More self-indulgent pictures of Littlest Granddaughter. I feel the need to indulge because she's now 400 miles away, as is her lovely mum, and I miss them a lot. Here is Littlest playing with her Edinburgh cousins, who're being very patient as she carefully undoes their construction.

The next day, Big Grandson was having a nice quiet game on someone's phone when Littlest Granddaughter came and leaned companionably on him. So sweet. She was lying on his right arm but he didn't complain.

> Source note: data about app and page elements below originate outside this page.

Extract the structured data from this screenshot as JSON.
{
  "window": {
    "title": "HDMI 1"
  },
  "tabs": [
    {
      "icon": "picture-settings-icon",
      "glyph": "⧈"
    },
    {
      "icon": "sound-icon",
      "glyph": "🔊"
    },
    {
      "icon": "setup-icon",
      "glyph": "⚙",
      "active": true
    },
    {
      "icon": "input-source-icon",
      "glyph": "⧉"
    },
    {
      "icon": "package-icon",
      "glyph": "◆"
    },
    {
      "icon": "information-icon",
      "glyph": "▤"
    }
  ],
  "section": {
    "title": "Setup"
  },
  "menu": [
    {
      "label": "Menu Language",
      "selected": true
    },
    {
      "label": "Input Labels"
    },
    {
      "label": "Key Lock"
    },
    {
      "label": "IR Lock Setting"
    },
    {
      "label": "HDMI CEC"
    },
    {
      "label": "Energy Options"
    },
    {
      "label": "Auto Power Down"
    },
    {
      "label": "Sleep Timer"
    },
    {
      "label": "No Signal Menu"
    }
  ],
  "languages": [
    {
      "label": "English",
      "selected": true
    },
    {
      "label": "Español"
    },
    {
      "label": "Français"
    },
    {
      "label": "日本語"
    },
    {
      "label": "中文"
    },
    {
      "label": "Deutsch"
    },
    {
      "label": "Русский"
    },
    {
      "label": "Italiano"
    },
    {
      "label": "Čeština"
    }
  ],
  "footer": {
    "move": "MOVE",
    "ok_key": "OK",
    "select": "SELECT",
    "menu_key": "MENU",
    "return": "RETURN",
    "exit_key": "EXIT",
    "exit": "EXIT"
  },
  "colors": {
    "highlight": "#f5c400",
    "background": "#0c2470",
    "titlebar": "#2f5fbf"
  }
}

It was my father's 100th birthday on the 9th. Sadly, he died in 2007, but we put a candle on a cake and sang him Happy Birthday anyway. Littlest, who didn't quite grasp the concept but knows the song, insisted that it was her birthday, so we sang it to her and then, at her suggestion, to everyone else too. My dad would probably have been a difficult 100-year-old - he was quite a difficult 50-year-old, 60-year-old etc at times - but it's sad that he was so definitely alive and no longer is. He was very very clever. We're all clever enough but his exceptional brain has now evaporated, which seems improbable.

And then the other day it snowed, and Biggest Granddaughter, who is too young to remember snow (I don't think there was any last year and she's only 6) wanted to go out into her garden and throw snowballs. There was just about enough for her to manage (though it's all gone now). Duck!

Tuesday, February 11, 2020

Peachy person

Daughter 2 and her little peach have been here again - she's been having meetings in Glasgow, how lucky for us. We get to look after Littlest in her absence. Littlest chose some books and then "read" them to the wooden cat that I bought 30 years ago.

"I reading story to my cat. There go, cat, you read it."

She and I went to the museum. She carefully pressed buttons to make wheels go round.

And watched a balloon being filled with hot air and floating up towards the ceiling.

She communed with Dolly the sheep - "the most famous sheep in the world", according to the label. There may not be that many contenders for the title.

At one point my back was sore, so I fetched a museum stool for me to sit on while she looked at things. This didn't go entirely to plan.

And then on Saturday, I went with the two girls to the Botanics, which are showing a lot of colour.

Beautiful primulas.

And beautiful girls. It was quite breezy but as usual, the aeolian harp wasn't singing. Edinburgh's a windy city, but I've only heard the harp once, despite my many, many visits to the gardens.

Tuesday, February 04, 2020

Turn, turn, turn

Still trawling through the archives. These are my grandfather, grandmother and mother. She was their only child. I wonder why? My grandfather had lost a lot of hair by this age, 29. Most of my male ancestors tended to be thin on top. Surprisingly, Son's hair is still very thick at 35. Grandpa was shot in the hand at Gallipoli, a few years before this. No wonder he looks a bit wary. 

Daughter 1 made this Mother's Day card for me when she was a teenager. Just what I like: flowers, blue and white china and tea.

Son dictated this to me when he was about four and couldn't write yet. And now he is big and we do go to his house, a situation which seemed unbelievably distant then. I wish it was a bit nearer, though.

The Edinburgh grandchildren decided that it was sandpit weather. (It wasn't.) Grandson constructed the Panama Canal in the sand. Canals, water pipes, drains and sewers are his latest interest. Can't see it, myself. I mean, I'm all in favour of these things but prefer just taking them for granted. Still, I'm glad others pay more attention to them. 

 And it's spring in the garden.

Or at least...

I'm choosing...

 to interpret things...

 this way.